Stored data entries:
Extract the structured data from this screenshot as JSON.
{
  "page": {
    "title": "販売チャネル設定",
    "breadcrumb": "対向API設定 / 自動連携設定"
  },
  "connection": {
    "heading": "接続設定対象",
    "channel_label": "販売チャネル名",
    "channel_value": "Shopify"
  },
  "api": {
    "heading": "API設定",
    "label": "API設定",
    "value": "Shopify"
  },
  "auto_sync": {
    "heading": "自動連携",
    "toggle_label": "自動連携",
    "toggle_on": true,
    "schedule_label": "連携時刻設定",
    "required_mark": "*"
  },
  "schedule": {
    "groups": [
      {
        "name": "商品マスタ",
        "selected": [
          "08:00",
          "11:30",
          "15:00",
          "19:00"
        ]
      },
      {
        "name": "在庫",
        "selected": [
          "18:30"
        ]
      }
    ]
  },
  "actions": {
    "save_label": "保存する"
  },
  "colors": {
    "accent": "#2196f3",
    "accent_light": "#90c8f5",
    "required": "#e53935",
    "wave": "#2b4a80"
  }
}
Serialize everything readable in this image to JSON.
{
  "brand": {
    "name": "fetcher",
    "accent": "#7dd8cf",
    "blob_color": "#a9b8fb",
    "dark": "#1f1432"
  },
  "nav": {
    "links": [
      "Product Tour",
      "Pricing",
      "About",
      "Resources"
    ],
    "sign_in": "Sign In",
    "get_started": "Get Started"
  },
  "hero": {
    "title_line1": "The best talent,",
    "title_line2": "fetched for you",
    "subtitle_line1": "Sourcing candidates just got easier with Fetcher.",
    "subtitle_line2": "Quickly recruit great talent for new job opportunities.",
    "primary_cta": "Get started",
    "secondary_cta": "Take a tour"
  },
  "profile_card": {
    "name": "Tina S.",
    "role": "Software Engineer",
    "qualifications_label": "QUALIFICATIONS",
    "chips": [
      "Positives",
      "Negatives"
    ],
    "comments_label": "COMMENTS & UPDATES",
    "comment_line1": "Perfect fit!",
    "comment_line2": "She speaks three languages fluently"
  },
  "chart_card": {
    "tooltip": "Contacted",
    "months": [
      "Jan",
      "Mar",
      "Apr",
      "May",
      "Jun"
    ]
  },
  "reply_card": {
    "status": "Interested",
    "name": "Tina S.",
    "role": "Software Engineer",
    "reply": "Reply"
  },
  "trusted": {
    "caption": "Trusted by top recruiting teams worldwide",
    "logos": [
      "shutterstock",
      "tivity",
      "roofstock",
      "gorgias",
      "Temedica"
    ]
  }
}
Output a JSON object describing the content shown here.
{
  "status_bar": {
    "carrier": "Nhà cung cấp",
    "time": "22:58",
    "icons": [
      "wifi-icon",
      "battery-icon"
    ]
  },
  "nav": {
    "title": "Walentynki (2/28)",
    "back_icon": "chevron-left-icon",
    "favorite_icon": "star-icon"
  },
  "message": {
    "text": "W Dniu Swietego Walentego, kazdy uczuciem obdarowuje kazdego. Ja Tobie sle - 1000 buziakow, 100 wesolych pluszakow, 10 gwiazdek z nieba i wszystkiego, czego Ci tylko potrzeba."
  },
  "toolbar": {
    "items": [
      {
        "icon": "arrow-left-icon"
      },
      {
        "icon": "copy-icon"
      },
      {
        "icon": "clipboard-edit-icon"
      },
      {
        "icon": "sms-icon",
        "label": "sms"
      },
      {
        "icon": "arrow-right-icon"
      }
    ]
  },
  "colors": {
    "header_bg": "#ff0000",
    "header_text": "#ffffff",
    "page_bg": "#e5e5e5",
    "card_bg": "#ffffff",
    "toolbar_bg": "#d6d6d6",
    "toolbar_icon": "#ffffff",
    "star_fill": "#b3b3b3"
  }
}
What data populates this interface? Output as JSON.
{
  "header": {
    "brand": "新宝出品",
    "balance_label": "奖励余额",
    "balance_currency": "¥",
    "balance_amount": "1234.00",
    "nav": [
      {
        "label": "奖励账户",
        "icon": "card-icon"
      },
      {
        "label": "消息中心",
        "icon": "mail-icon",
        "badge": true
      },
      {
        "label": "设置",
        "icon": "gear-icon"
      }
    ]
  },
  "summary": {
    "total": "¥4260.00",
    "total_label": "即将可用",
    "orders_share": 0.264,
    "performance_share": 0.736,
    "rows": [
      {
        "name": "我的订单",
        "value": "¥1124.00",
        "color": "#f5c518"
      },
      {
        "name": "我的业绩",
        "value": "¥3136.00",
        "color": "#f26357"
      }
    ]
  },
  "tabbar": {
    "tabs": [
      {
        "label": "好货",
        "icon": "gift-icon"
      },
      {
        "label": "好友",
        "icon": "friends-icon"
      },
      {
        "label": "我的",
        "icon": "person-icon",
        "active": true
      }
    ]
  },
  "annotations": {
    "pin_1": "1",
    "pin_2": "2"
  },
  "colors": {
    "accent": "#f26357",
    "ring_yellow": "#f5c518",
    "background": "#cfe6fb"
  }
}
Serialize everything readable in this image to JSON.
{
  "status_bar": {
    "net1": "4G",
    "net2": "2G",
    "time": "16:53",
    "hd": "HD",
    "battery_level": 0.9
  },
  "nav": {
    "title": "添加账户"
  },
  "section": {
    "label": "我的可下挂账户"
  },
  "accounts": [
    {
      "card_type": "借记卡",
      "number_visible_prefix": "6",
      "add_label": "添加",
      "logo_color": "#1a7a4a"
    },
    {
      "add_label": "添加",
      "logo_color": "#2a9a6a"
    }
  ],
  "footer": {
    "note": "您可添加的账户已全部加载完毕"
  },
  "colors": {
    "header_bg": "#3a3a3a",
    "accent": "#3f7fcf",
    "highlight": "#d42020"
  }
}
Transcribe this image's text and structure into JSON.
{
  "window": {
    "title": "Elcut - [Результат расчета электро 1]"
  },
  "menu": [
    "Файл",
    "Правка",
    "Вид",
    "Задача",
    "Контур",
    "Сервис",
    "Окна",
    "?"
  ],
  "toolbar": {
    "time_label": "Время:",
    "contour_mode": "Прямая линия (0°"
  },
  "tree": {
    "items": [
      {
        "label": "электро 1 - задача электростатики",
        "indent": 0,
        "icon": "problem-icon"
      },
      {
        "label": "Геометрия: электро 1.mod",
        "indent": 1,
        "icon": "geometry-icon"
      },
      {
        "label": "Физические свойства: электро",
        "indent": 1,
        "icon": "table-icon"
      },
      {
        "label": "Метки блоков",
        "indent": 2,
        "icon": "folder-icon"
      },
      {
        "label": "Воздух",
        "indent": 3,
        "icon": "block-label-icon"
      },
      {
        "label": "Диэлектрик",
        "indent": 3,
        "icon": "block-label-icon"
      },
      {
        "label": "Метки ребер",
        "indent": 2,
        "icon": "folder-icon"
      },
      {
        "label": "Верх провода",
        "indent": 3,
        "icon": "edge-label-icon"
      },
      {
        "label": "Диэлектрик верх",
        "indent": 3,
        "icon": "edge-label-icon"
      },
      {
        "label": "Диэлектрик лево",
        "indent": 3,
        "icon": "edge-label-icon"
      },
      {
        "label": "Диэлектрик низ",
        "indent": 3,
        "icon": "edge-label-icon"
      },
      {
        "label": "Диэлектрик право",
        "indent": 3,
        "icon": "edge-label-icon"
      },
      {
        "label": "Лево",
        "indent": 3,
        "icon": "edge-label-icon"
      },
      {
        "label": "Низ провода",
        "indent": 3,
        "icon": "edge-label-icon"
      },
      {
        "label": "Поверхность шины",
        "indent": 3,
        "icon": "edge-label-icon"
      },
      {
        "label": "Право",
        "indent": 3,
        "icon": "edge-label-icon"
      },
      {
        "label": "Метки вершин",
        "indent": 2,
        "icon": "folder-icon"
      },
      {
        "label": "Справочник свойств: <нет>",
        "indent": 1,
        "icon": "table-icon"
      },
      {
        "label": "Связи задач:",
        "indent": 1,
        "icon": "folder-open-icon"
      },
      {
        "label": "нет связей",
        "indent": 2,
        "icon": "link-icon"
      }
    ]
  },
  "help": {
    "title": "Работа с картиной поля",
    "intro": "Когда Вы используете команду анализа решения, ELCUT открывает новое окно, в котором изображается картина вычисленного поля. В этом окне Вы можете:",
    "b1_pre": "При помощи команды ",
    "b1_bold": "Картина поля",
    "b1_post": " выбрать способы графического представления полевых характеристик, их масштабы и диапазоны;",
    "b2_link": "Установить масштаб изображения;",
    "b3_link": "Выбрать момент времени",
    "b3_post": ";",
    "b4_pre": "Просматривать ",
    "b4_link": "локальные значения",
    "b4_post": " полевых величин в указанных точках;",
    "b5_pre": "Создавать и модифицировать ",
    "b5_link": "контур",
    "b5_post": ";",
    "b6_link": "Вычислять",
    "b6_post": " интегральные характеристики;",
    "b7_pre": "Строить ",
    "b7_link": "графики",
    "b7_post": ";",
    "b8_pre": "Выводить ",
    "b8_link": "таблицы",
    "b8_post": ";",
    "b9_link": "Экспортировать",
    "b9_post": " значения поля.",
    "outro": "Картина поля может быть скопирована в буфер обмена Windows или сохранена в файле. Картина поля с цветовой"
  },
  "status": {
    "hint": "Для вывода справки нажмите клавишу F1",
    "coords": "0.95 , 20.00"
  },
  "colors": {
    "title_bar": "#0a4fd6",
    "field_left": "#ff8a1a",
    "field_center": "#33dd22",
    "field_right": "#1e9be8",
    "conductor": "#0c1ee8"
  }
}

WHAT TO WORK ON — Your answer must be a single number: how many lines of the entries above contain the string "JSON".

ANSWER SECTION — 6